(Excerpts from a dataset)

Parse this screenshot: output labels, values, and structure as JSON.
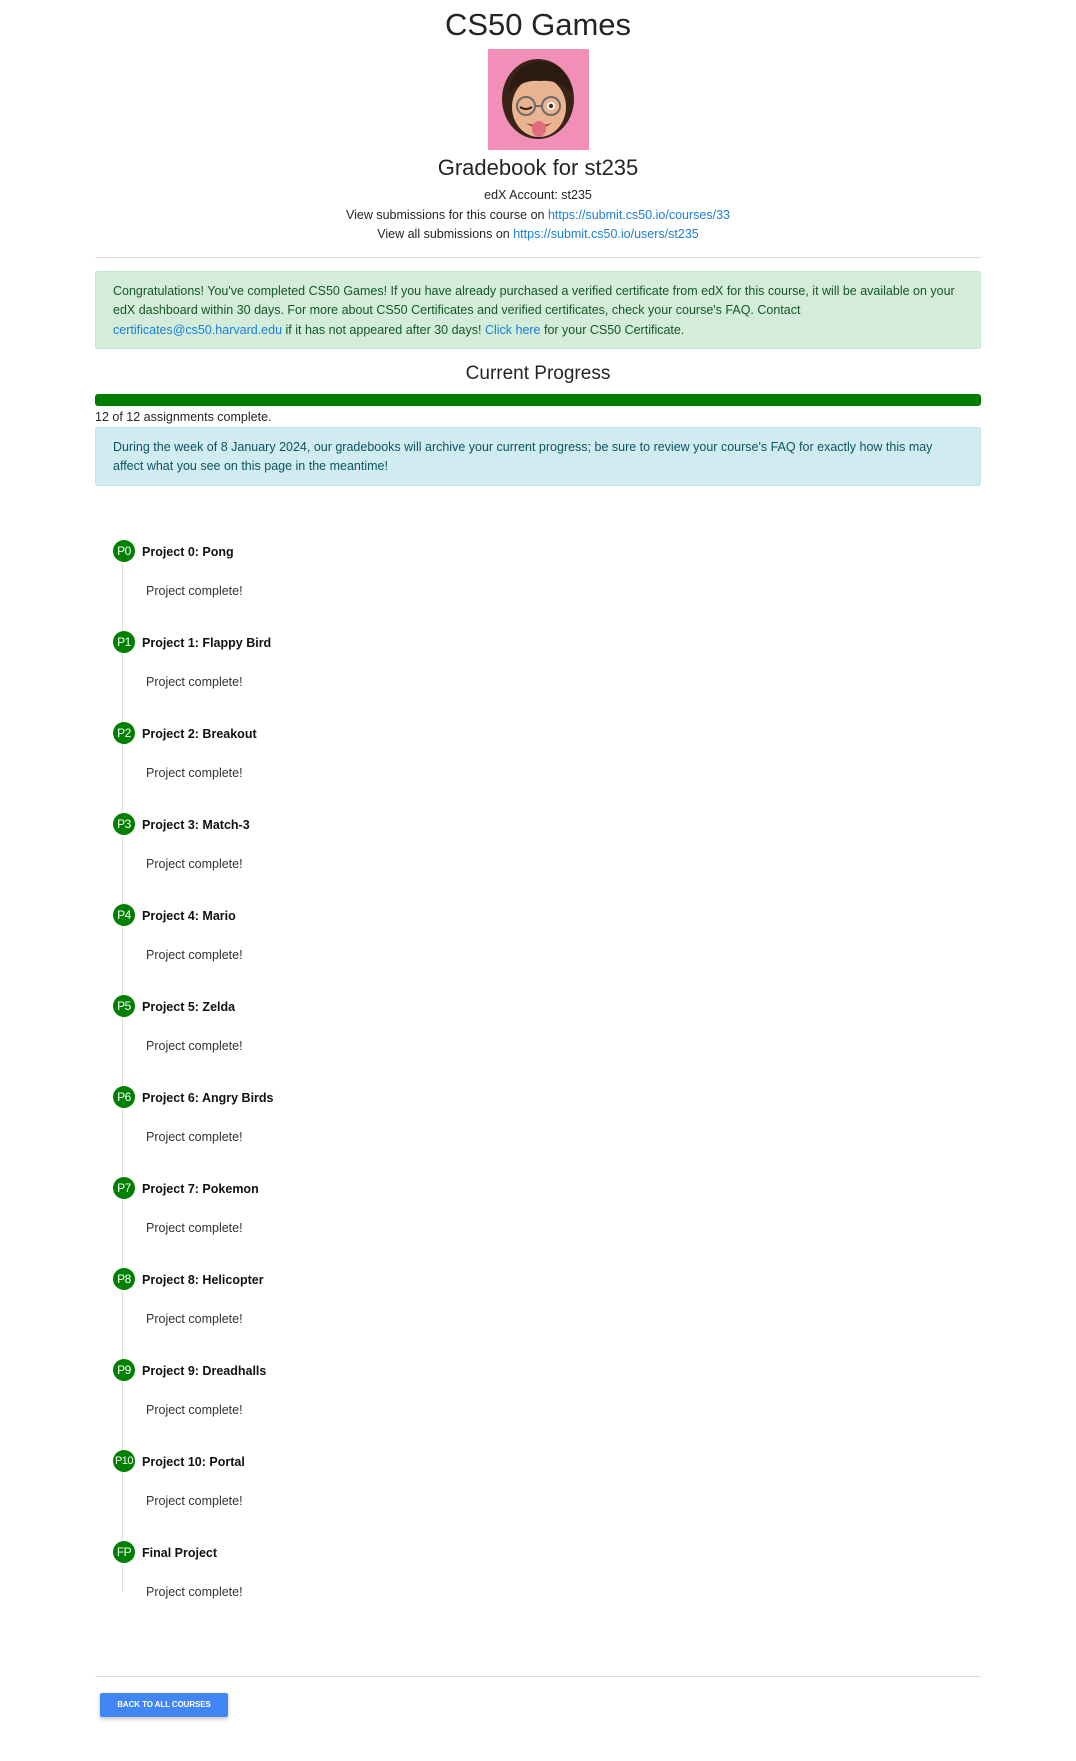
{
  "page": {
    "title": "CS50 Games",
    "subtitle": "Gradebook for st235",
    "edx_account_text": "edX Account: st235",
    "course_submissions_prefix": "View submissions for this course on ",
    "course_submissions_link": "https://submit.cs50.io/courses/33",
    "all_submissions_prefix": "View all submissions on ",
    "all_submissions_link": "https://submit.cs50.io/users/st235"
  },
  "avatar": {
    "icon": "memoji-avatar-icon",
    "background": "#f28fb8"
  },
  "congrats_alert": {
    "text_part1": "Congratulations! You've completed CS50 Games! If you have already purchased a verified certificate from edX for this course, it will be available on your edX dashboard within 30 days. For more about CS50 Certificates and verified certificates, check your course's FAQ. Contact ",
    "email_link": "certificates@cs50.harvard.edu",
    "text_part2": " if it has not appeared after 30 days! ",
    "click_here_link": "Click here",
    "text_part3": " for your CS50 Certificate."
  },
  "progress": {
    "title": "Current Progress",
    "completed": 12,
    "total": 12,
    "fraction": 1.0,
    "text": "12 of 12 assignments complete.",
    "bar_color": "#007e00"
  },
  "archive_notice": {
    "text": "During the week of 8 January 2024, our gradebooks will archive your current progress; be sure to review your course's FAQ for exactly how this may affect what you see on this page in the meantime!"
  },
  "projects": [
    {
      "badge": "P0",
      "title": "Project 0: Pong",
      "status": "Project complete!"
    },
    {
      "badge": "P1",
      "title": "Project 1: Flappy Bird",
      "status": "Project complete!"
    },
    {
      "badge": "P2",
      "title": "Project 2: Breakout",
      "status": "Project complete!"
    },
    {
      "badge": "P3",
      "title": "Project 3: Match-3",
      "status": "Project complete!"
    },
    {
      "badge": "P4",
      "title": "Project 4: Mario",
      "status": "Project complete!"
    },
    {
      "badge": "P5",
      "title": "Project 5: Zelda",
      "status": "Project complete!"
    },
    {
      "badge": "P6",
      "title": "Project 6: Angry Birds",
      "status": "Project complete!"
    },
    {
      "badge": "P7",
      "title": "Project 7: Pokemon",
      "status": "Project complete!"
    },
    {
      "badge": "P8",
      "title": "Project 8: Helicopter",
      "status": "Project complete!"
    },
    {
      "badge": "P9",
      "title": "Project 9: Dreadhalls",
      "status": "Project complete!"
    },
    {
      "badge": "P10",
      "title": "Project 10: Portal",
      "status": "Project complete!"
    },
    {
      "badge": "FP",
      "title": "Final Project",
      "status": "Project complete!"
    }
  ],
  "colors": {
    "badge": "#008000",
    "link": "#1b7ed6",
    "button": "#4285f4"
  },
  "footer": {
    "back_button_label": "Back to all courses"
  }
}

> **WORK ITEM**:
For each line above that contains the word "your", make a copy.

> **ANSWER TO THIS TASK**:
    "text_part1": "Congratulations! You've completed CS50 Games! If you have already purchased a verified certificate from edX for this course, it will be available on your edX dashboard within 30 days. For more about CS50 Certificates and verified certificates, check your course's FAQ. Contact ",
    "text_part3": " for your CS50 Certificate."
    "text": "During the week of 8 January 2024, our gradebooks will archive your current progress; be sure to review your course's FAQ for exactly how this may affect what you see on this page in the meantime!"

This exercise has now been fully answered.